Paranormal Adept
Why do you think Marcia left the Goodins as soon as she turned 18, never to be heard of again?
Combined with the girl's history, her conflict with the strict Catholicism that stood directly opposite her own culture along with her admission of being responsible for it all, this singular question speaks to the heart of this story and of the many stories involving young troubled women who are seen as the focus of poltergeist or demonic activity. Often they are exorcised by their parents and family friend priests - I wonder if those 'next steps' prompted her to cease and desist. I'm sure the reason why she disappeared and has not been heard from since is to leave this part of her life behind. Not all are so lucky to leave without getting incarcerated or killed as has been seen in the history of such cases.

Goggs Mackay

Staff member
Question: William, are you familiar with any of the modern equipment popular with current paranormal investigators and if so what do you think of them?
(Talking about EMF meters, SB7 Spiritbox, Ovilus, Thermal cameras, full-spectrum cameras etc)

Question: Do you know of any credible mediums, who you think can genuinely see and hear spirits?

Question: Do you agree that the subject/idea of demons is 'in' just now - seems like there is more reporting of demonic activity at least?


E. L. Wisty

Skilled Investigator
As a long-time paranormal investigator specializing in this type of case, William J. Hall is undoubtedly very familiar with the 1977 affair of the Enfield Poltergeist (which has already been mentioned by Poltwurst), and he knows how many similarities there are with the Bridgeport incident. In particular, both cases centered around very young girls in troubled families who were caught faking at least some of the phenomena, were allegedly under pressure from the adults involved to keep doing it, and were caught up in a media frenzy fed by self-appointed experts on the paranormal with very strong personal reasons to want it all to be true.

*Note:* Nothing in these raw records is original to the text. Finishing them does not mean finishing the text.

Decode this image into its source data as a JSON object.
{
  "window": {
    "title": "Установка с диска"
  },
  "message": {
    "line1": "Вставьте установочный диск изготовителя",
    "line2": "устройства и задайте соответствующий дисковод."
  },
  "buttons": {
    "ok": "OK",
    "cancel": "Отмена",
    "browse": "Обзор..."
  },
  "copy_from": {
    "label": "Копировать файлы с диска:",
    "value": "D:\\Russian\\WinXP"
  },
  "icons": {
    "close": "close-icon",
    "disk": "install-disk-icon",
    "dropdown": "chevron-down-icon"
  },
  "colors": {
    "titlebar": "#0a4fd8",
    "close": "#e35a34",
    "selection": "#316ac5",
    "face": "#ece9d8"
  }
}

My question is, in a case like this where a child is involved, no matter how convincing the evidence of supernatural activity is thought to be, surely the child's welfare must come first? No matter what the source of the problem may be, shouldn't every effort be made to resolve it in the usual ways, with the minimum of fuss which might worsen the condition of a vulnerable child who is already very upset, before publicity-seeking religious fanatics are allowed anywhere near him or her?

Oh, and one other question. The activity at "the most haunted house in the world" seems to have been dormant since 1974, and the vast majority of it centered around a 10-year-old girl who hasn't lived there in a very long time, so it would seem that, despite the title of the book, the building itself is irrelevant. Since it's now a private house occupied by people unconnected in any way with the events of 1974, obviously Mr. Hall must have interviewed the current residents about how haunted their home is in 2014, and how happy they are about him promoting it as a supernatural tourist attraction. What was their response?